Dataset rows for apps and sites:

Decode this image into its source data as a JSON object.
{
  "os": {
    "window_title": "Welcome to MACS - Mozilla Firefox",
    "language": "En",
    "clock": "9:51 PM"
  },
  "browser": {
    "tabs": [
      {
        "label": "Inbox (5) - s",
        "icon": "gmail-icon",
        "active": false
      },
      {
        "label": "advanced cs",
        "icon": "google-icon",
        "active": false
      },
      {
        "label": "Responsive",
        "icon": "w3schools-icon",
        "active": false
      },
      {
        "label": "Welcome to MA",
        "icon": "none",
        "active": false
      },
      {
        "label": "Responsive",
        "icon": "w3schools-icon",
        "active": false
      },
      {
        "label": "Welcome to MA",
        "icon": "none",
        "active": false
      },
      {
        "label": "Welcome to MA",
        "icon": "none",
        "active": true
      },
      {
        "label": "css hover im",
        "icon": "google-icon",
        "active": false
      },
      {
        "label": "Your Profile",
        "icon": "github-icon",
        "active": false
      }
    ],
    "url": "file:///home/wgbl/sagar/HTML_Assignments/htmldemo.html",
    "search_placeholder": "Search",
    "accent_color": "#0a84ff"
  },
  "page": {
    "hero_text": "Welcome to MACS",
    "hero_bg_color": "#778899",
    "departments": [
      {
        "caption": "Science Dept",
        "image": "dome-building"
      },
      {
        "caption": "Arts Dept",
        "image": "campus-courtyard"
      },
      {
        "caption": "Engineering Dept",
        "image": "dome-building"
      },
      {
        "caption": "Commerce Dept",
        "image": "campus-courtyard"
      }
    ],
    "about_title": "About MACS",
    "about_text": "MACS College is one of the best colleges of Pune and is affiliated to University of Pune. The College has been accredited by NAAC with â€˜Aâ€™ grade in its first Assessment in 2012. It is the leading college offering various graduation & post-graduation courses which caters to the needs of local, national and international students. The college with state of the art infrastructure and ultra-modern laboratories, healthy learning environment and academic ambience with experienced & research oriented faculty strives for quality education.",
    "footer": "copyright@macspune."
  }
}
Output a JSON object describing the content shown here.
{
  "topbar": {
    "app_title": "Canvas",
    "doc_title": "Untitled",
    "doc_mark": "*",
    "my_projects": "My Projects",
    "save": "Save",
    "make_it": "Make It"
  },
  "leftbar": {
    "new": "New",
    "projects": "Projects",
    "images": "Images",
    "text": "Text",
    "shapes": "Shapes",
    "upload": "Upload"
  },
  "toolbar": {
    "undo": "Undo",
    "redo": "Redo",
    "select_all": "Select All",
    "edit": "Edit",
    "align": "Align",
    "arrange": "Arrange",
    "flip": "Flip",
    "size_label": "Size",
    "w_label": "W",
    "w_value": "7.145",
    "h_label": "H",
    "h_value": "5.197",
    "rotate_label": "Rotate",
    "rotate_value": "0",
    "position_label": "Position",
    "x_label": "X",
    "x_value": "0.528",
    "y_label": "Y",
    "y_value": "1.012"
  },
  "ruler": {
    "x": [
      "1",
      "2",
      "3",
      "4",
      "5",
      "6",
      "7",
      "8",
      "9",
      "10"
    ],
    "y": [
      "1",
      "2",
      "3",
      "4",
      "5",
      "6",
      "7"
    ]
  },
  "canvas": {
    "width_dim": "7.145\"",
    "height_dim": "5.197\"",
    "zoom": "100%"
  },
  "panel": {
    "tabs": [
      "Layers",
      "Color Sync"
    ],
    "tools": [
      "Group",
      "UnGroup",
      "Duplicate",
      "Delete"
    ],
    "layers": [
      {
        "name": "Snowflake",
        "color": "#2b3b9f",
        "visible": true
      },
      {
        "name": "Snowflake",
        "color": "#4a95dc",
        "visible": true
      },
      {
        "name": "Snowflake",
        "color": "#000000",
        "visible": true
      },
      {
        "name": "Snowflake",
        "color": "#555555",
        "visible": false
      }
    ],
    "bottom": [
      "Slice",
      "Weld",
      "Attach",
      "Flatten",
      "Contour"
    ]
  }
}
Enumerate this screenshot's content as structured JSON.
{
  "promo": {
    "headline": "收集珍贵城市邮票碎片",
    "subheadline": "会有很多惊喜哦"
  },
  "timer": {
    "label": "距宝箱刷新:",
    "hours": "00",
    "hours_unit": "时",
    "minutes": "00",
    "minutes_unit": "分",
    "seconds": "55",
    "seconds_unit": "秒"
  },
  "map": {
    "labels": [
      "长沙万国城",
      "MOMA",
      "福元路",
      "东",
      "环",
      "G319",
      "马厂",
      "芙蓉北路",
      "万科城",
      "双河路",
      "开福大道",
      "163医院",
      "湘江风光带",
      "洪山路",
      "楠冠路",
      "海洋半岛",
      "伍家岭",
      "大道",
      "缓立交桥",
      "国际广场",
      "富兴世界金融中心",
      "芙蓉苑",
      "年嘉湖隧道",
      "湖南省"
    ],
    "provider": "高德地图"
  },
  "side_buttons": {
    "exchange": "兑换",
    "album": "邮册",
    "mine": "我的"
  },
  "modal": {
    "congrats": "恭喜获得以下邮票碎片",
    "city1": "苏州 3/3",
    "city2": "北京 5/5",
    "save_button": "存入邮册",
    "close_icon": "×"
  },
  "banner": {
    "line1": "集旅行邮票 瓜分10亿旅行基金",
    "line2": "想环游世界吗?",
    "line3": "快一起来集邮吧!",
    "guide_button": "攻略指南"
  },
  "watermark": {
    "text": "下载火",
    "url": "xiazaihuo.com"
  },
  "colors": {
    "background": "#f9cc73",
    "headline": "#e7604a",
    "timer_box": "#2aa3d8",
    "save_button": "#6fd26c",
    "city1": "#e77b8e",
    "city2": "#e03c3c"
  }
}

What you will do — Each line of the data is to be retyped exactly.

Exercise answer —
Decode this image into its source data as a JSON object.
{
  "os": {
    "window_title": "Welcome to MACS - Mozilla Firefox",
    "language": "En",
    "clock": "9:51 PM"
  },
  "browser": {
    "tabs": [
      {
        "label": "Inbox (5) - s",
        "icon": "gmail-icon",
        "active": false
      },
      {
        "label": "advanced cs",
        "icon": "google-icon",
        "active": false
      },
      {
        "label": "Responsive",
        "icon": "w3schools-icon",
        "active": false
      },
      {
        "label": "Welcome to MA",
        "icon": "none",
        "active": false
      },
      {
        "label": "Responsive",
        "icon": "w3schools-icon",
        "active": false
      },
      {
        "label": "Welcome to MA",
        "icon": "none",
        "active": false
      },
      {
        "label": "Welcome to MA",
        "icon": "none",
        "active": true
      },
      {
        "label": "css hover im",
        "icon": "google-icon",
        "active": false
      },
      {
        "label": "Your Profile",
        "icon": "github-icon",
        "active": false
      }
    ],
    "url": "file:///home/wgbl/sagar/HTML_Assignments/htmldemo.html",
    "search_placeholder": "Search",
    "accent_color": "#0a84ff"
  },
  "page": {
    "hero_text": "Welcome to MACS",
    "hero_bg_color": "#778899",
    "departments": [
      {
        "caption": "Science Dept",
        "image": "dome-building"
      },
      {
        "caption": "Arts Dept",
        "image": "campus-courtyard"
      },
      {
        "caption": "Engineering Dept",
        "image": "dome-building"
      },
      {
        "caption": "Commerce Dept",
        "image": "campus-courtyard"
      }
    ],
    "about_title": "About MACS",
    "about_text": "MACS College is one of the best colleges of Pune and is affiliated to University of Pune. The College has been accredited by NAAC with â€˜Aâ€™ grade in its first Assessment in 2012. It is the leading college offering various graduation & post-graduation courses which caters to the needs of local, national and international students. The college with state of the art infrastructure and ultra-modern laboratories, healthy learning environment and academic ambience with experienced & research oriented faculty strives for quality education.",
    "footer": "copyright@macspune."
  }
}
Output a JSON object describing the content shown here.
{
  "topbar": {
    "app_title": "Canvas",
    "doc_title": "Untitled",
    "doc_mark": "*",
    "my_projects": "My Projects",
    "save": "Save",
    "make_it": "Make It"
  },
  "leftbar": {
    "new": "New",
    "projects": "Projects",
    "images": "Images",
    "text": "Text",
    "shapes": "Shapes",
    "upload": "Upload"
  },
  "toolbar": {
    "undo": "Undo",
    "redo": "Redo",
    "select_all": "Select All",
    "edit": "Edit",
    "align": "Align",
    "arrange": "Arrange",
    "flip": "Flip",
    "size_label": "Size",
    "w_label": "W",
    "w_value": "7.145",
    "h_label": "H",
    "h_value": "5.197",
    "rotate_label": "Rotate",
    "rotate_value": "0",
    "position_label": "Position",
    "x_label": "X",
    "x_value": "0.528",
    "y_label": "Y",
    "y_value": "1.012"
  },
  "ruler": {
    "x": [
      "1",
      "2",
      "3",
      "4",
      "5",
      "6",
      "7",
      "8",
      "9",
      "10"
    ],
    "y": [
      "1",
      "2",
      "3",
      "4",
      "5",
      "6",
      "7"
    ]
  },
  "canvas": {
    "width_dim": "7.145\"",
    "height_dim": "5.197\"",
    "zoom": "100%"
  },
  "panel": {
    "tabs": [
      "Layers",
      "Color Sync"
    ],
    "tools": [
      "Group",
      "UnGroup",
      "Duplicate",
      "Delete"
    ],
    "layers": [
      {
        "name": "Snowflake",
        "color": "#2b3b9f",
        "visible": true
      },
      {
        "name": "Snowflake",
        "color": "#4a95dc",
        "visible": true
      },
      {
        "name": "Snowflake",
        "color": "#000000",
        "visible": true
      },
      {
        "name": "Snowflake",
        "color": "#555555",
        "visible": false
      }
    ],
    "bottom": [
      "Slice",
      "Weld",
      "Attach",
      "Flatten",
      "Contour"
    ]
  }
}
Enumerate this screenshot's content as structured JSON.
{
  "promo": {
    "headline": "收集珍贵城市邮票碎片",
    "subheadline": "会有很多惊喜哦"
  },
  "timer": {
    "label": "距宝箱刷新:",
    "hours": "00",
    "hours_unit": "时",
    "minutes": "00",
    "minutes_unit": "分",
    "seconds": "55",
    "seconds_unit": "秒"
  },
  "map": {
    "labels": [
      "长沙万国城",
      "MOMA",
      "福元路",
      "东",
      "环",
      "G319",
      "马厂",
      "芙蓉北路",
      "万科城",
      "双河路",
      "开福大道",
      "163医院",
      "湘江风光带",
      "洪山路",
      "楠冠路",
      "海洋半岛",
      "伍家岭",
      "大道",
      "缓立交桥",
      "国际广场",
      "富兴世界金融中心",
      "芙蓉苑",
      "年嘉湖隧道",
      "湖南省"
    ],
    "provider": "高德地图"
  },
  "side_buttons": {
    "exchange": "兑换",
    "album": "邮册",
    "mine": "我的"
  },
  "modal": {
    "congrats": "恭喜获得以下邮票碎片",
    "city1": "苏州 3/3",
    "city2": "北京 5/5",
    "save_button": "存入邮册",
    "close_icon": "×"
  },
  "banner": {
    "line1": "集旅行邮票 瓜分10亿旅行基金",
    "line2": "想环游世界吗?",
    "line3": "快一起来集邮吧!",
    "guide_button": "攻略指南"
  },
  "watermark": {
    "text": "下载火",
    "url": "xiazaihuo.com"
  },
  "colors": {
    "background": "#f9cc73",
    "headline": "#e7604a",
    "timer_box": "#2aa3d8",
    "save_button": "#6fd26c",
    "city1": "#e77b8e",
    "city2": "#e03c3c"
  }
}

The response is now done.